I'm sorry that I set up unrealistic expectations about the date. Because I support the company by making software, hardware progress is going to be slower than the pace you might be used to from most companies. My boundless optimism about ship dates is a useful kind of coping strategy for me, sometimes. I am learning not to say these things out loud until we are much closer to finishing a project.

I do plan to add more models to Kaivo including tubes and so on.

I'm very glad the sound is inspiring to you! Thanks for the good words and i'll be here if you have more questions.

I hear this would be a good thing. There's no real easy way to do it now. The ability to lock any parameter to its current value will be a good fix for this and many other situations. I plan to add that in a future update.

You can always just make a directory with your current favorite scales of course.

I've heard you. But I won't be releasing another Aalto update for a while.

If you choose "Save as..." from the preset menu the file dialog will open into the folder you most recently loaded or saved a file to/from. Hopefully this will help you out.

Thanks for your support, and enjoy! See you around. :-)

Thanks. I stopped adding people for the moment so I can get other things done but, please stay tuned for the next phase.

Warmest holiday wishes to everyone! Though I love the big dinners with family and friends, winter here is also a great time for immersing myself in the lab and researching what's next. This particular image I took the other day captures the Seattle vibe I'm feeling right now—very grey and wet, but futuristic and optimistic. The suspended sculpture by Janet Echelman is called "Impatient Optimist" and you can read more about it here.

From now until January 6 2020, our year-end sale is happening! You can use the code DIY2020 to get 30% off all our software. If you're an Aalto fan but you've been holding out on getting Kaivo or Virta, now's the time. And yes, our simple bundle deal is in effect along with the year-end discount, if you choose to take advantage of them both. This results in some big discounts: adding Aaltoverb to your Kaivo purchase, for example, will set you back only an additional ten dollars or so.

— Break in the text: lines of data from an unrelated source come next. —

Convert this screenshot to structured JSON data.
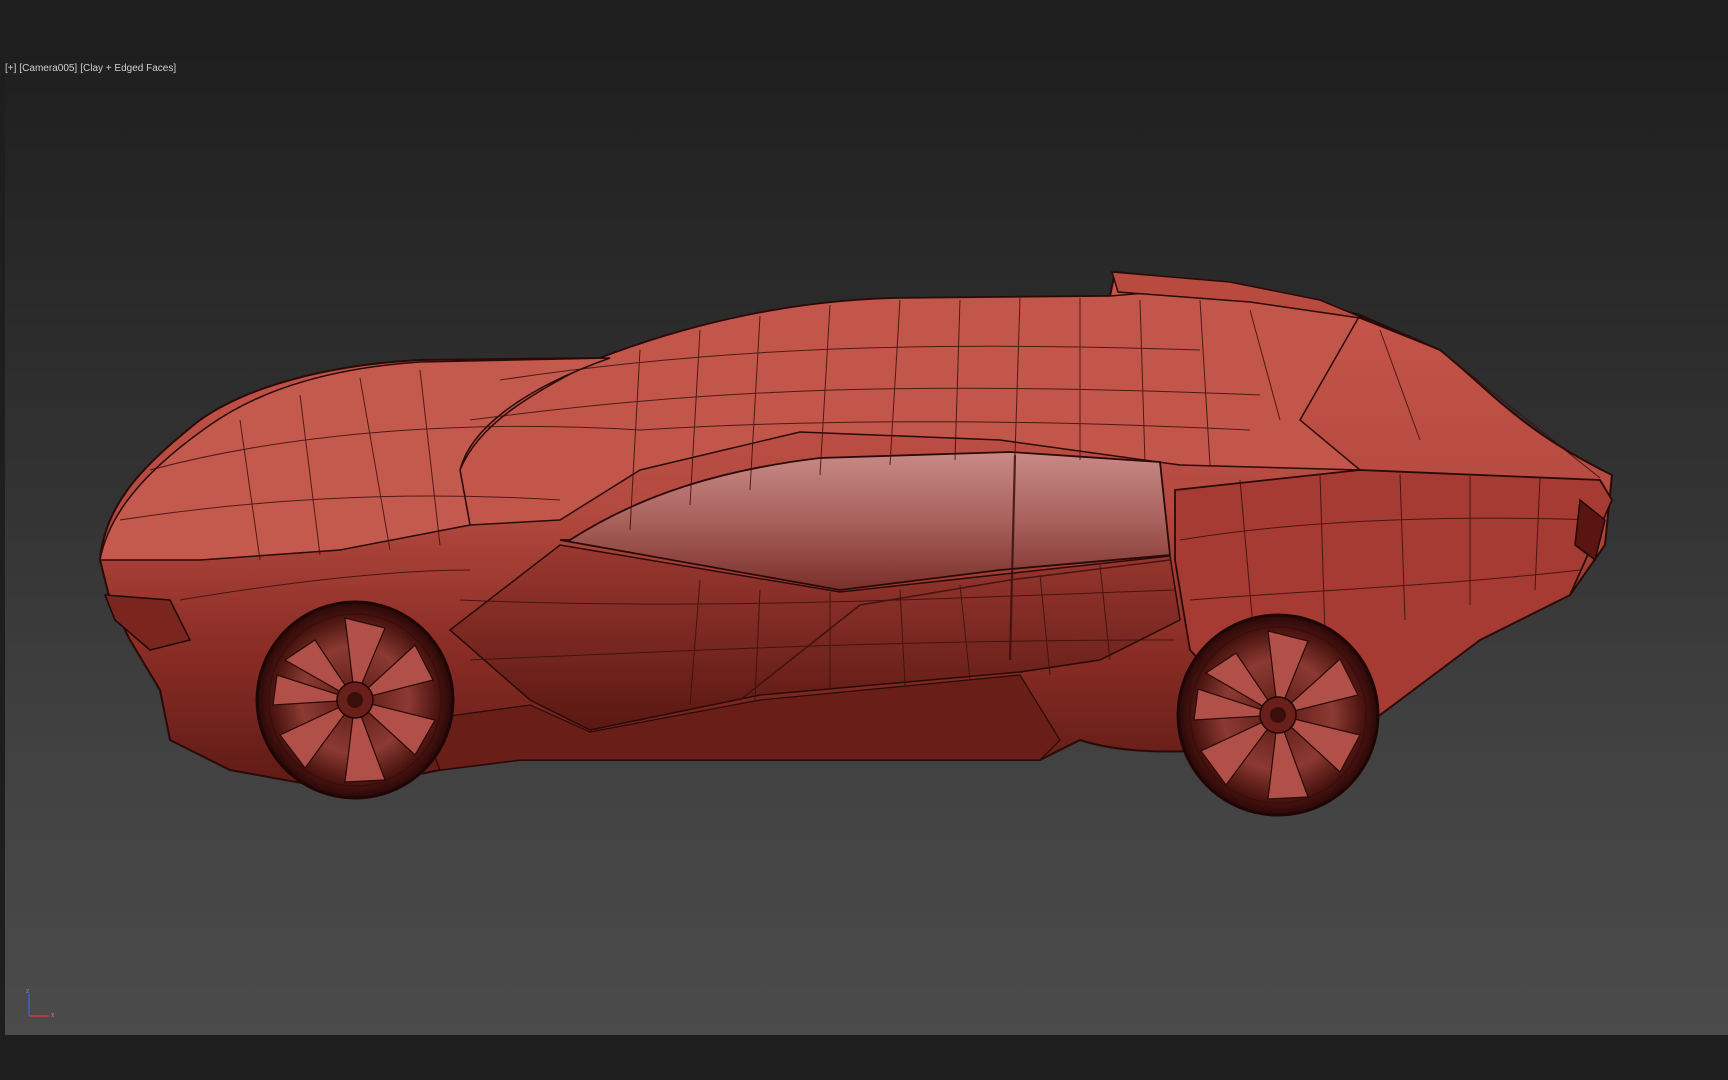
{
  "viewport": {
    "menu_plus": "[+]",
    "camera": "[Camera005]",
    "shading": "[Clay + Edged Faces]"
  },
  "gizmo": {
    "z_label": "z",
    "x_label": "x"
  },
  "colors": {
    "background": "#1e1e1e",
    "clay": "#a8423a",
    "edge": "#3a1010"
  },
  "scene": {
    "object": "car-model",
    "icons": [
      "axis-gizmo-icon"
    ]
  }
}
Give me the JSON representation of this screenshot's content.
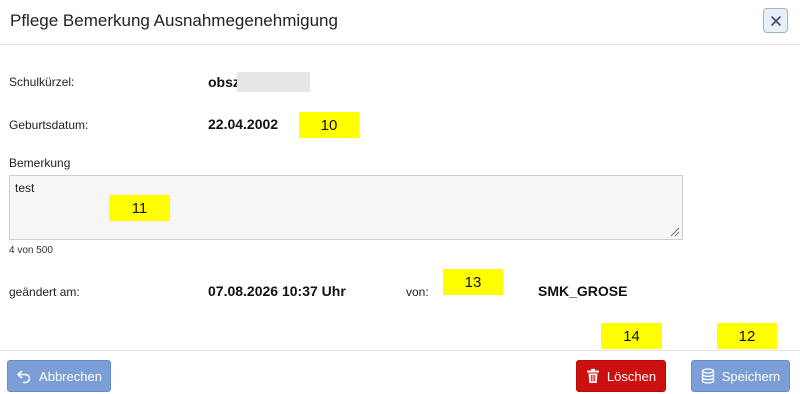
{
  "dialog": {
    "title": "Pflege Bemerkung Ausnahmegenehmigung",
    "close_icon": "close-icon"
  },
  "form": {
    "school_code": {
      "label": "Schulkürzel:",
      "value": "obsz"
    },
    "birth_date": {
      "label": "Geburtsdatum:",
      "value": "22.04.2002"
    },
    "remark": {
      "label": "Bemerkung",
      "value": "test",
      "counter": "4 von 500"
    },
    "changed_at": {
      "label": "geändert am:",
      "value": "07.08.2026 10:37 Uhr"
    },
    "changed_by": {
      "label": "von:",
      "value": "SMK_GROSE"
    }
  },
  "markers": [
    "10",
    "11",
    "13",
    "14",
    "12"
  ],
  "footer": {
    "cancel_label": "Abbrechen",
    "delete_label": "Löschen",
    "save_label": "Speichern"
  },
  "colors": {
    "primary_button": "#7b9ed6",
    "danger_button": "#cc0f0f",
    "marker": "#ffff00"
  }
}
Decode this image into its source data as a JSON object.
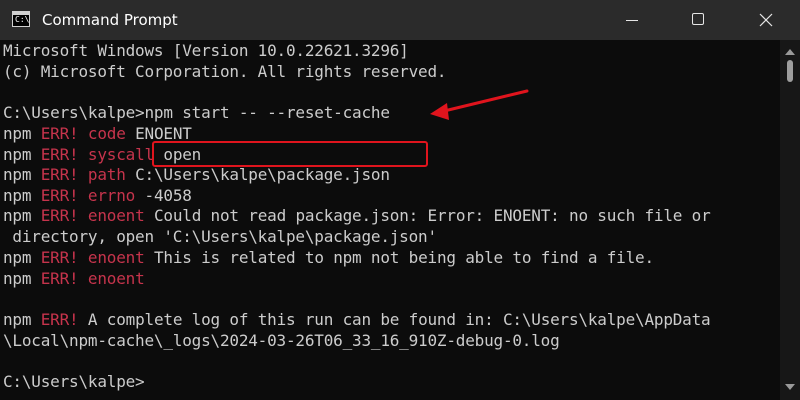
{
  "window": {
    "title": "Command Prompt",
    "app_icon_glyph": "C:\\"
  },
  "console": {
    "header_line1": "Microsoft Windows [Version 10.0.22621.3296]",
    "header_line2": "(c) Microsoft Corporation. All rights reserved.",
    "prompt": "C:\\Users\\kalpe>",
    "command": "npm start -- --reset-cache",
    "npm_prefix": "npm",
    "err_tag": "ERR!",
    "errors": [
      {
        "key": "code",
        "value": " ENOENT"
      },
      {
        "key": "syscall",
        "value": " open"
      },
      {
        "key": "path",
        "value": " C:\\Users\\kalpe\\package.json"
      },
      {
        "key": "errno",
        "value": " -4058"
      },
      {
        "key": "enoent",
        "value": " Could not read package.json: Error: ENOENT: no such file or"
      }
    ],
    "wrap_line": " directory, open 'C:\\Users\\kalpe\\package.json'",
    "error_related": {
      "key": "enoent",
      "value": " This is related to npm not being able to find a file."
    },
    "error_empty": {
      "key": "enoent",
      "value": ""
    },
    "log_line1": " A complete log of this run can be found in: C:\\Users\\kalpe\\AppData",
    "log_line2": "\\Local\\npm-cache\\_logs\\2024-03-26T06_33_16_910Z-debug-0.log",
    "final_prompt": "C:\\Users\\kalpe>"
  },
  "colors": {
    "background": "#0c0c0c",
    "titlebar": "#2b2b2b",
    "text": "#cccccc",
    "error": "#c6344c",
    "annotation": "#e0141d"
  },
  "icons": {
    "minimize": "minimize-icon",
    "maximize": "maximize-icon",
    "close": "close-icon"
  }
}
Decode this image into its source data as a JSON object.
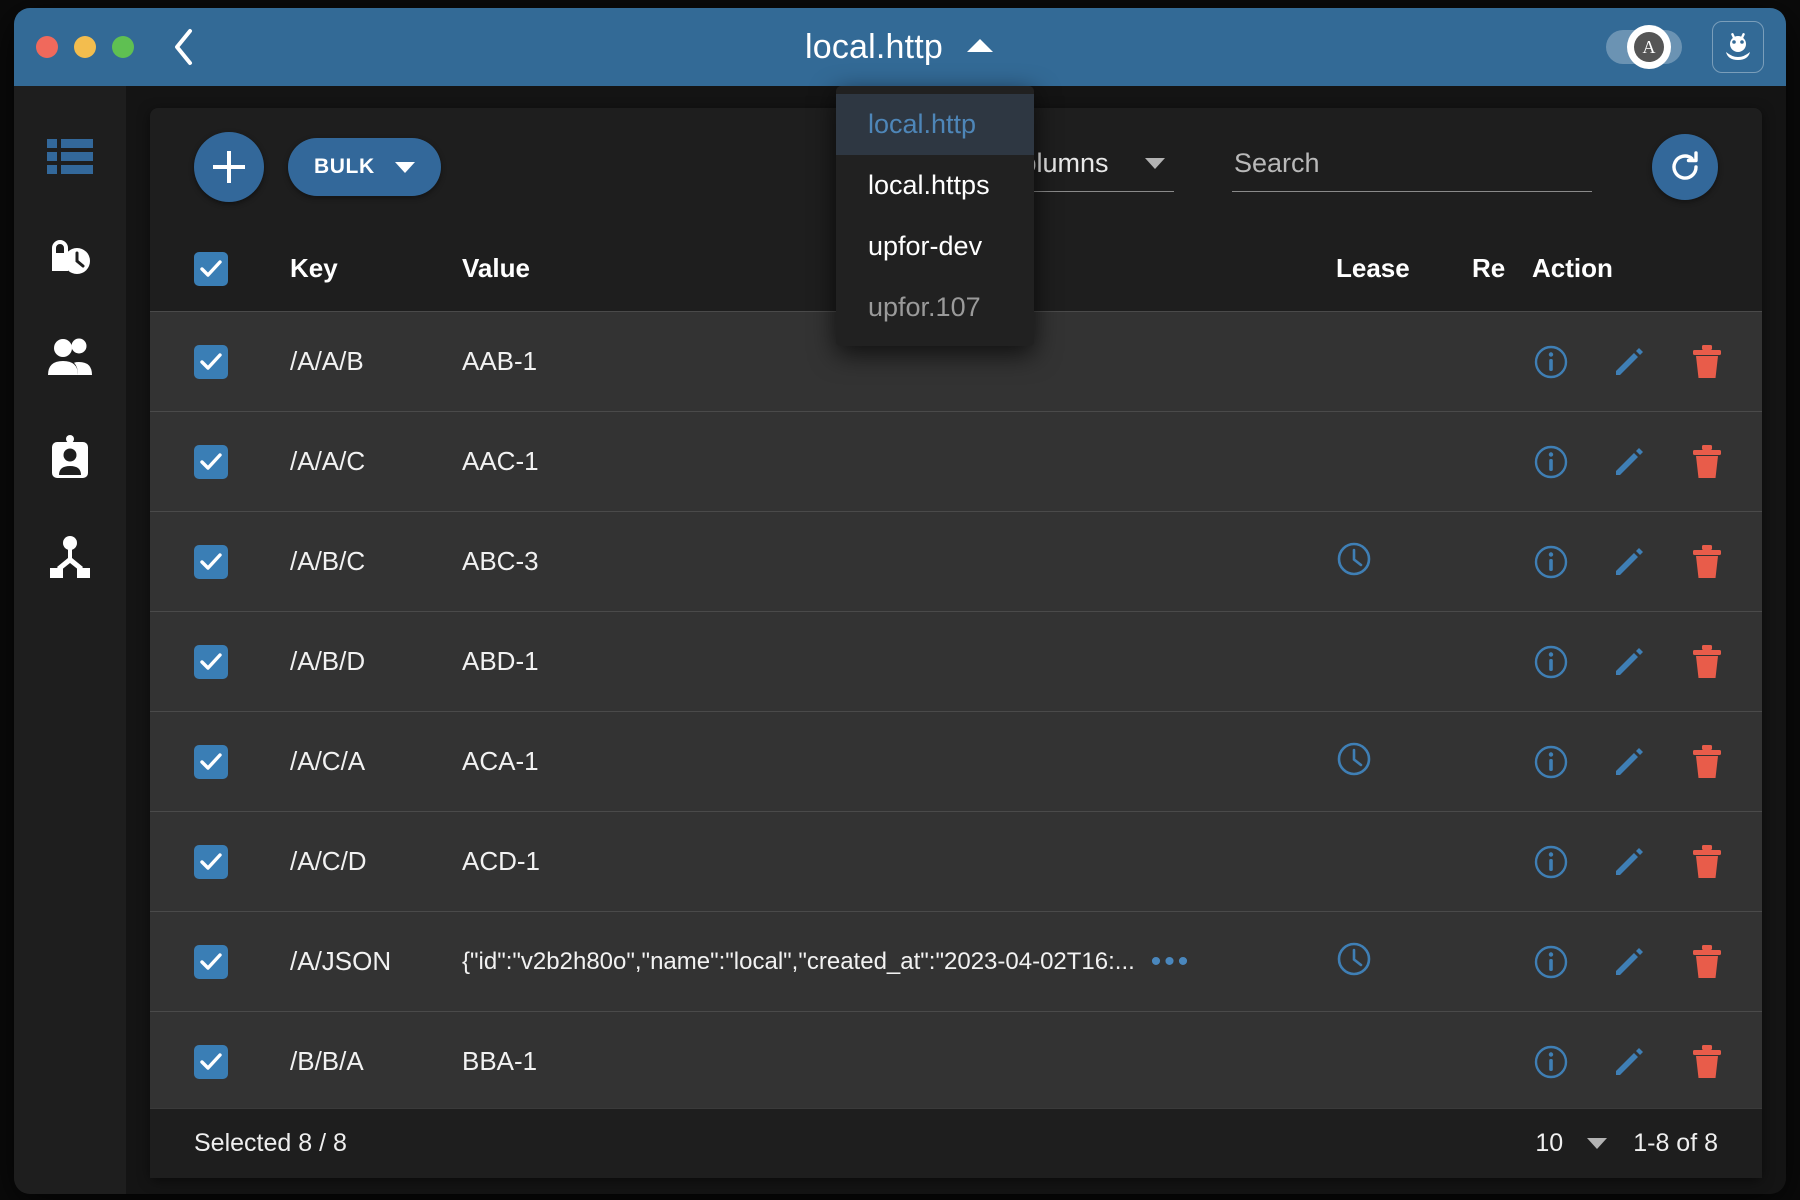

I always think, maybe a silly amount, about the sale code: what word do you type into that little box to get the discount? Maybe because it's like a kind of incantation, and I want it to be a positive one. If there's one thing we can use more of in 2020 it's more DIY, so: DIY2020. Doing It Yourself doesn't necessarily mean just all alone in the comfort of your own Labs, but also and especially with friends, getting together to have fun and make culture. I wish you all the DIY time you can carve out in 2020, and when you have something to transmit, let me know! Hopefully I will be able to buy it on Bandcamp, where I found most of my favorite new music this year.

Finally, if you're looking for a last-minute gift, you should know that it's easy to give a Madrona Labs software license! A gift license can even be part of a simple bundle with one you bought for yourself and I'll be happy to transfer it free of charge (and judgement). Just email me at support@madronalabs.com to let me know. I'm taking Dec 25, Dec 31, and Jan 1 away from the computer but otherwise I'll be available within 24 hours (and almost certainly less) to help make your holiday dreams come true.